Impacted Canines

Patients frequently develop problems from impacted third molars (wisdom teeth). The maxillary canines (cuspid) is the second most common tooth to become impacted and they are a critical tooth in the dental arch that holds facial form as well the occlusion. They usually come into place around 13 years old and properly space the upper front teeth. If a canine becomes impacted every effort is made to erupt the tooth into proper position within the dental arch. Early treatment is the key to success in erupting these teeth. The older the patient the more likely that it will not erupt on its own even if there is space within the dental arch. The American Association of Orthodontics recommends that a panorex x-ray along with a dental exam be performed by the age of 7 years old.
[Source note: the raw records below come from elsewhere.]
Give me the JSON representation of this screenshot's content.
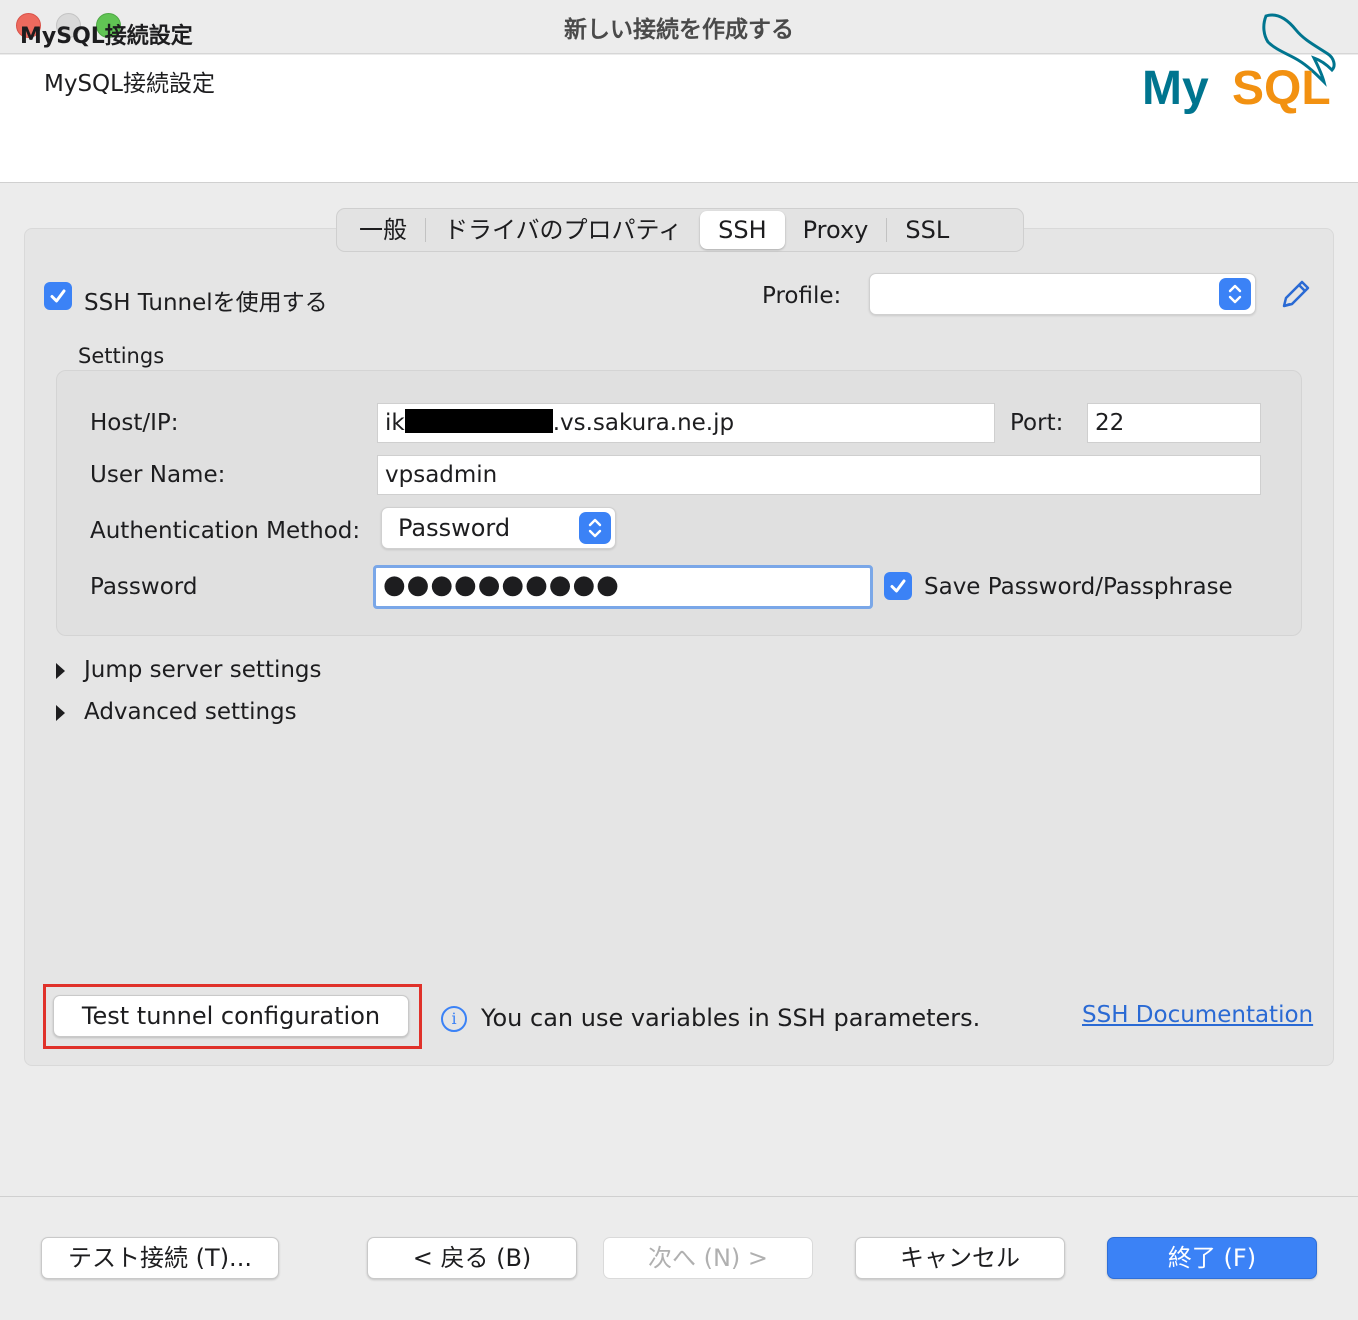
{
  "window": {
    "title": "新しい接続を作成する"
  },
  "header": {
    "title": "MySQL接続設定",
    "subtitle": "MySQL接続設定",
    "logo_text": "MySQL"
  },
  "tabs": [
    {
      "label": "一般",
      "active": false
    },
    {
      "label": "ドライバのプロパティ",
      "active": false
    },
    {
      "label": "SSH",
      "active": true
    },
    {
      "label": "Proxy",
      "active": false
    },
    {
      "label": "SSL",
      "active": false
    }
  ],
  "ssh": {
    "use_tunnel_label": "SSH Tunnelを使用する",
    "use_tunnel_checked": true,
    "profile_label": "Profile:",
    "profile_value": "",
    "settings_label": "Settings",
    "host_label": "Host/IP:",
    "host_prefix": "ik",
    "host_suffix": ".vs.sakura.ne.jp",
    "port_label": "Port:",
    "port_value": "22",
    "username_label": "User Name:",
    "username_value": "vpsadmin",
    "auth_label": "Authentication Method:",
    "auth_value": "Password",
    "password_label": "Password",
    "password_value": "●●●●●●●●●●",
    "save_password_label": "Save Password/Passphrase",
    "save_password_checked": true,
    "jump_server_label": "Jump server settings",
    "advanced_label": "Advanced settings",
    "test_tunnel_label": "Test tunnel configuration",
    "info_text": "You can use variables in SSH parameters.",
    "doc_link": "SSH Documentation"
  },
  "footer": {
    "test_connection": "テスト接続 (T)...",
    "back": "< 戻る (B)",
    "next": "次へ (N) >",
    "cancel": "キャンセル",
    "finish": "終了 (F)"
  },
  "colors": {
    "accent": "#3b82f6",
    "highlight_border": "#e0312a",
    "mysql_blue": "#00758f",
    "mysql_orange": "#f29111"
  }
}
If the canine is allowed to form its root (age 13-14) in an impacted position it becomes more difficult to bring it into proper erupted position.
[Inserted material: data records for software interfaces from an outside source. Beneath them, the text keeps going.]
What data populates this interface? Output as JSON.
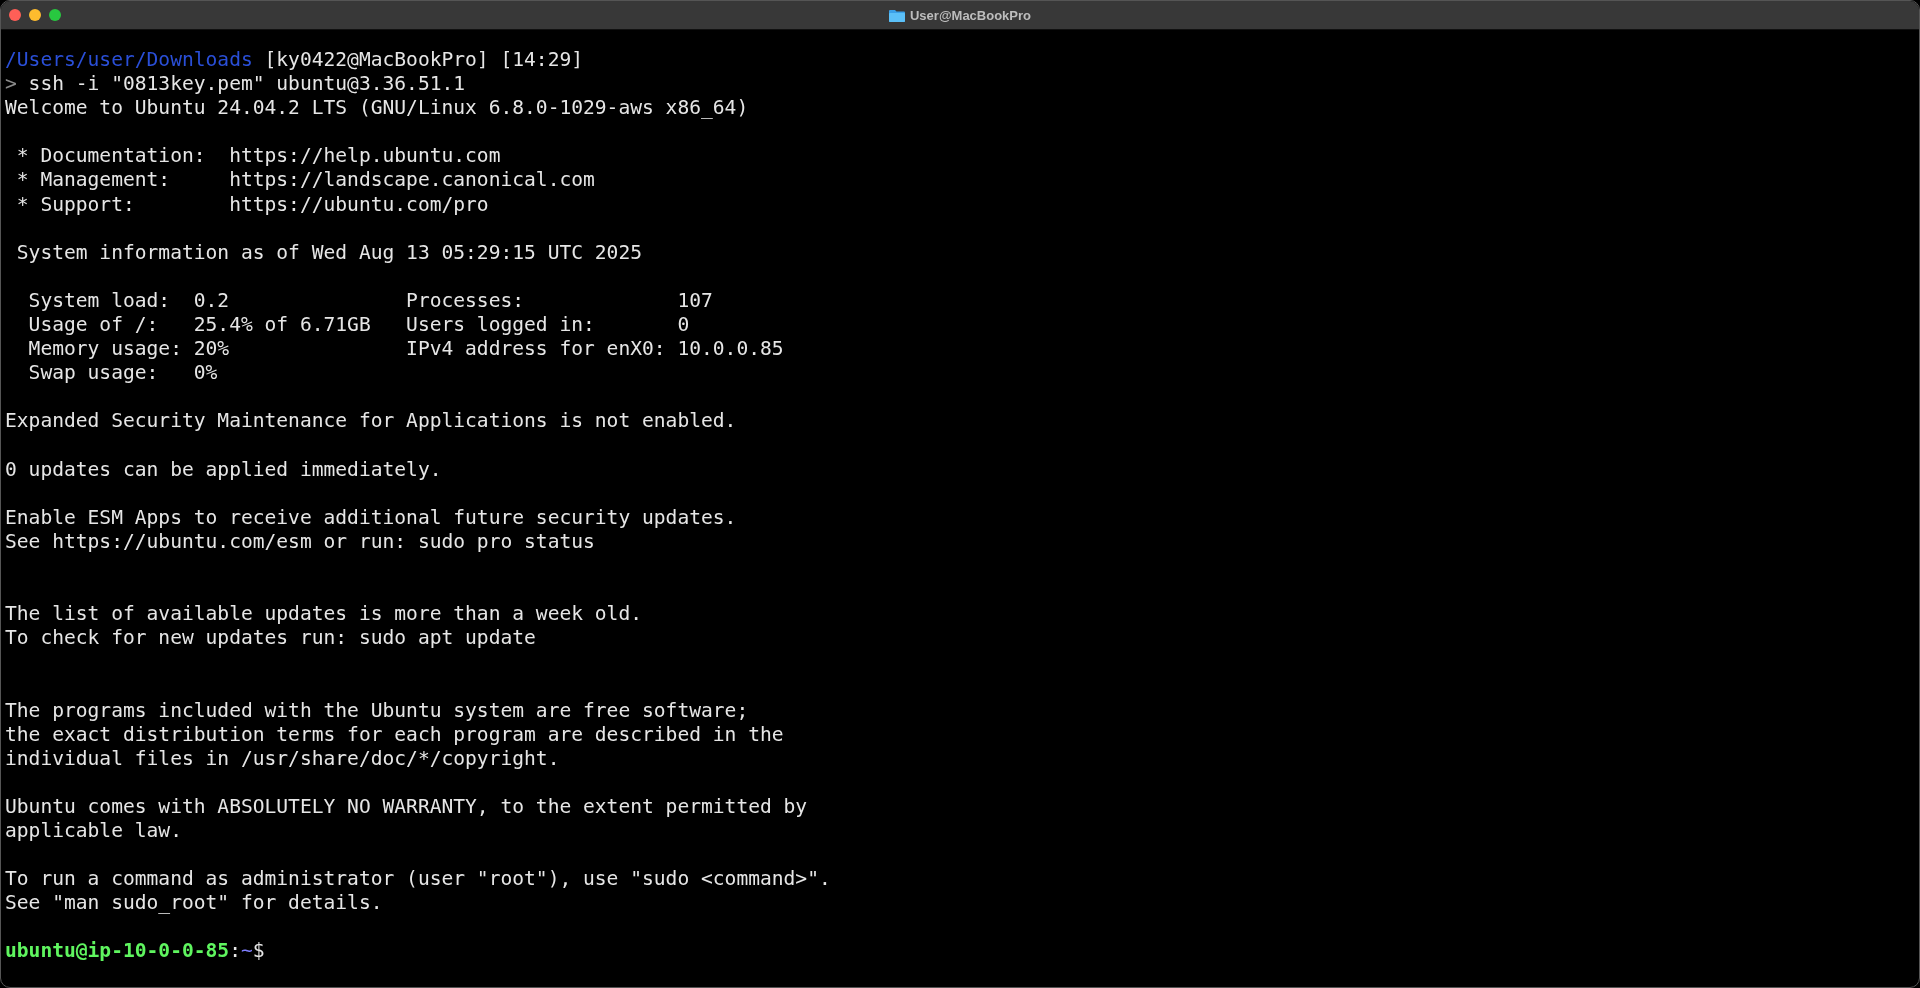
{
  "window": {
    "title": "User@MacBookPro"
  },
  "terminal": {
    "lines": [
      {
        "kind": "segments",
        "segments": [
          {
            "text": "/Users/user/Downloads",
            "kind": "path"
          },
          {
            "text": " [ky0422@MacBookPro] [14:29]",
            "kind": "plain"
          }
        ]
      },
      {
        "kind": "segments",
        "segments": [
          {
            "text": ">",
            "kind": "dim"
          },
          {
            "text": " ssh -i \"0813key.pem\" ubuntu@3.36.51.1",
            "kind": "plain"
          }
        ]
      },
      {
        "kind": "text",
        "text": "Welcome to Ubuntu 24.04.2 LTS (GNU/Linux 6.8.0-1029-aws x86_64)"
      },
      {
        "kind": "blank"
      },
      {
        "kind": "text",
        "text": " * Documentation:  https://help.ubuntu.com"
      },
      {
        "kind": "text",
        "text": " * Management:     https://landscape.canonical.com"
      },
      {
        "kind": "text",
        "text": " * Support:        https://ubuntu.com/pro"
      },
      {
        "kind": "blank"
      },
      {
        "kind": "text",
        "text": " System information as of Wed Aug 13 05:29:15 UTC 2025"
      },
      {
        "kind": "blank"
      },
      {
        "kind": "text",
        "text": "  System load:  0.2               Processes:             107"
      },
      {
        "kind": "text",
        "text": "  Usage of /:   25.4% of 6.71GB   Users logged in:       0"
      },
      {
        "kind": "text",
        "text": "  Memory usage: 20%               IPv4 address for enX0: 10.0.0.85"
      },
      {
        "kind": "text",
        "text": "  Swap usage:   0%"
      },
      {
        "kind": "blank"
      },
      {
        "kind": "text",
        "text": "Expanded Security Maintenance for Applications is not enabled."
      },
      {
        "kind": "blank"
      },
      {
        "kind": "text",
        "text": "0 updates can be applied immediately."
      },
      {
        "kind": "blank"
      },
      {
        "kind": "text",
        "text": "Enable ESM Apps to receive additional future security updates."
      },
      {
        "kind": "text",
        "text": "See https://ubuntu.com/esm or run: sudo pro status"
      },
      {
        "kind": "blank"
      },
      {
        "kind": "blank"
      },
      {
        "kind": "text",
        "text": "The list of available updates is more than a week old."
      },
      {
        "kind": "text",
        "text": "To check for new updates run: sudo apt update"
      },
      {
        "kind": "blank"
      },
      {
        "kind": "blank"
      },
      {
        "kind": "text",
        "text": "The programs included with the Ubuntu system are free software;"
      },
      {
        "kind": "text",
        "text": "the exact distribution terms for each program are described in the"
      },
      {
        "kind": "text",
        "text": "individual files in /usr/share/doc/*/copyright."
      },
      {
        "kind": "blank"
      },
      {
        "kind": "text",
        "text": "Ubuntu comes with ABSOLUTELY NO WARRANTY, to the extent permitted by"
      },
      {
        "kind": "text",
        "text": "applicable law."
      },
      {
        "kind": "blank"
      },
      {
        "kind": "text",
        "text": "To run a command as administrator (user \"root\"), use \"sudo <command>\"."
      },
      {
        "kind": "text",
        "text": "See \"man sudo_root\" for details."
      },
      {
        "kind": "blank"
      },
      {
        "kind": "segments",
        "segments": [
          {
            "text": "ubuntu@ip-10-0-0-85",
            "kind": "host"
          },
          {
            "text": ":",
            "kind": "plain"
          },
          {
            "text": "~",
            "kind": "dir"
          },
          {
            "text": "$",
            "kind": "plain"
          }
        ]
      }
    ]
  }
}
What Happens If The Eyetooth Will Not Erupt When Proper Space Is Available?

The most common treatment sequence is for the orthodontist to place braces on the teeth, open room for the impacted canine and the oral surgeon exposes just the crown of the impacted canine. A small bracket is placed on the crown, the gum is closed and a gold chain is attached to the braces. An elastic is placed onto the chain. Using the orthodontic braces the tooth is slowly brought into position over 6-12 months. The bone and gum erupts and forms as the tooth comes into place. This technique has a very high degree of success and causes the patient minimal discomfort.

Exposure and Bracketing of an Impacted Cuspid

Commonly the wisdom tooth is sitting behind or on top of the impacted second molar. Years ago the treatment for this was either extraction of the second molars or removal of the third molars and elevation of the second molars into place at the time of wisdom tooth removal. This often resulted in loss of the second molar later in life. Today we use a special orthodontic wire with another type of bracketing to slowly erupt the second molar into normal anatomic position. As with the impacted canines this is also quite successful and results in healthy bone and gums. This also requires orthodontic braces to leverage the second molar against the bracing wire. The wisdom teeth must be removed at the time of second molar exposure. This uprighting usually takes 6 months to a year.